Denaturation by high temp or high pH.
How can two separate strands of DNA be joined?
Renaturation by low temp or low pH
What does the Tm of DNA depend on?
G-C concentration and molecule length
What is a probe and what is it used for in FISH?
a short piece of DNA labeled for detection. Forms complimentary base pairs with target sequence.
What is FISH?
Fluorescence in Situ Hybridization
What are the two processes of the cell cycle?
Interphase and mitosis
What is interphase?
when chromosomes are duplicated
What is mitosis?
When the diplicated chromosomes are distributed.
What does a telomere do?
Caps the ends of chromosomes so the cell knows where the end of the chromosome is.
What is a centromere?
Allows duplicated chromosomes to be separated during M phase.
What is the most condensed form of chromatic called?
What is the non-interphase chromatin called?
What does acetylation do to chromatin structure?
It causes the histone tails to lose their positive charge and not bind to DNA or other nucleosomes.
How do histone tails attach to DNA?
Their positive tail heads attach to the negatively charged phosphate groups of the DNA backbone.
What are the two ways to modify chromatin structure?
Chromatin remodeling complexes and histone modifications.
What do nucleosome core particles consist of?
8 histones, two of each.
What binds chromatin into it's looped configuration?
If a chromatin string is in it's string and bead form what is missing?
What does Chromatin remodeling complex do?
Uses the energy released in ATP hydrolysis to move the location of the DNA around the nucleosome core.
YOU MIGHT ALSO LIKE...
The Structure and Function of Large Biological Mol…
Campbell Biology 10th edition chapter 5
Chapter 3 Biology Raven

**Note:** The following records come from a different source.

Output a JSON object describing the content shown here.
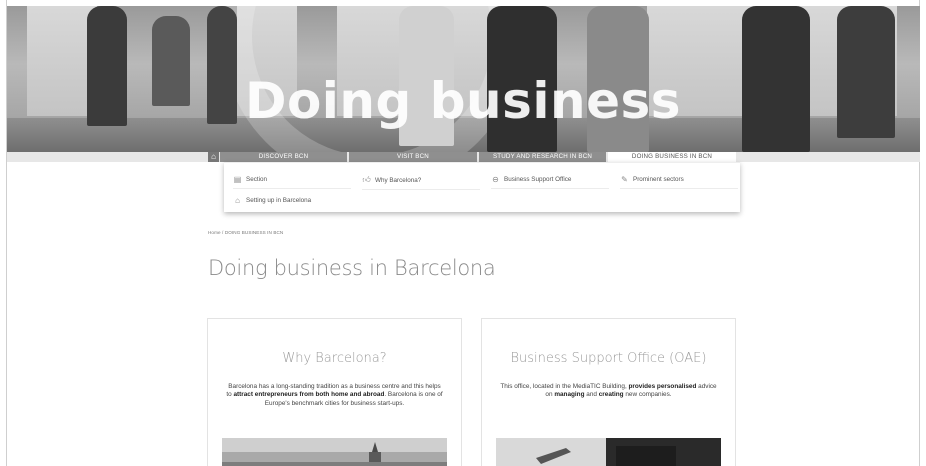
{
  "hero": {
    "title": "Doing business"
  },
  "nav": {
    "home_icon": "home-icon",
    "tabs": [
      {
        "label": "DISCOVER BCN"
      },
      {
        "label": "VISIT BCN"
      },
      {
        "label": "STUDY AND RESEARCH IN BCN"
      },
      {
        "label": "DOING BUSINESS IN BCN"
      }
    ]
  },
  "dropdown": {
    "items": [
      {
        "label": "Section",
        "icon": "document-icon"
      },
      {
        "label": "Why Barcelona?",
        "icon": "thumbs-up-icon"
      },
      {
        "label": "Business Support Office",
        "icon": "office-icon"
      },
      {
        "label": "Prominent sectors",
        "icon": "pencil-icon"
      },
      {
        "label": "Setting up in Barcelona",
        "icon": "building-icon"
      }
    ]
  },
  "breadcrumb": {
    "home": "Home",
    "separator": "/",
    "current": "DOING BUSINESS IN BCN"
  },
  "page_title": "Doing business in Barcelona",
  "cards": [
    {
      "title": "Why Barcelona?",
      "text_parts": [
        "Barcelona has a long-standing tradition as a business centre and this helps to ",
        "attract entrepreneurs from both home and abroad",
        ". Barcelona is one of Europe's benchmark cities for business start-ups."
      ]
    },
    {
      "title": "Business Support Office (OAE)",
      "text_parts": [
        "This office, located in the MediaTIC Building, ",
        "provides personalised",
        " advice on ",
        "managing",
        " and ",
        "creating",
        " new companies."
      ]
    }
  ],
  "colors": {
    "tab_bg": "#8f8f8f",
    "active_tab_bg": "#ffffff",
    "title_gray": "#8a8a8a"
  }
}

Chapter 5: Macromolecules
OTHER SETS BY THIS CREATOR
Cardiac Medication Doses
Cardiac Medication Actions
Cardiac Medication Classes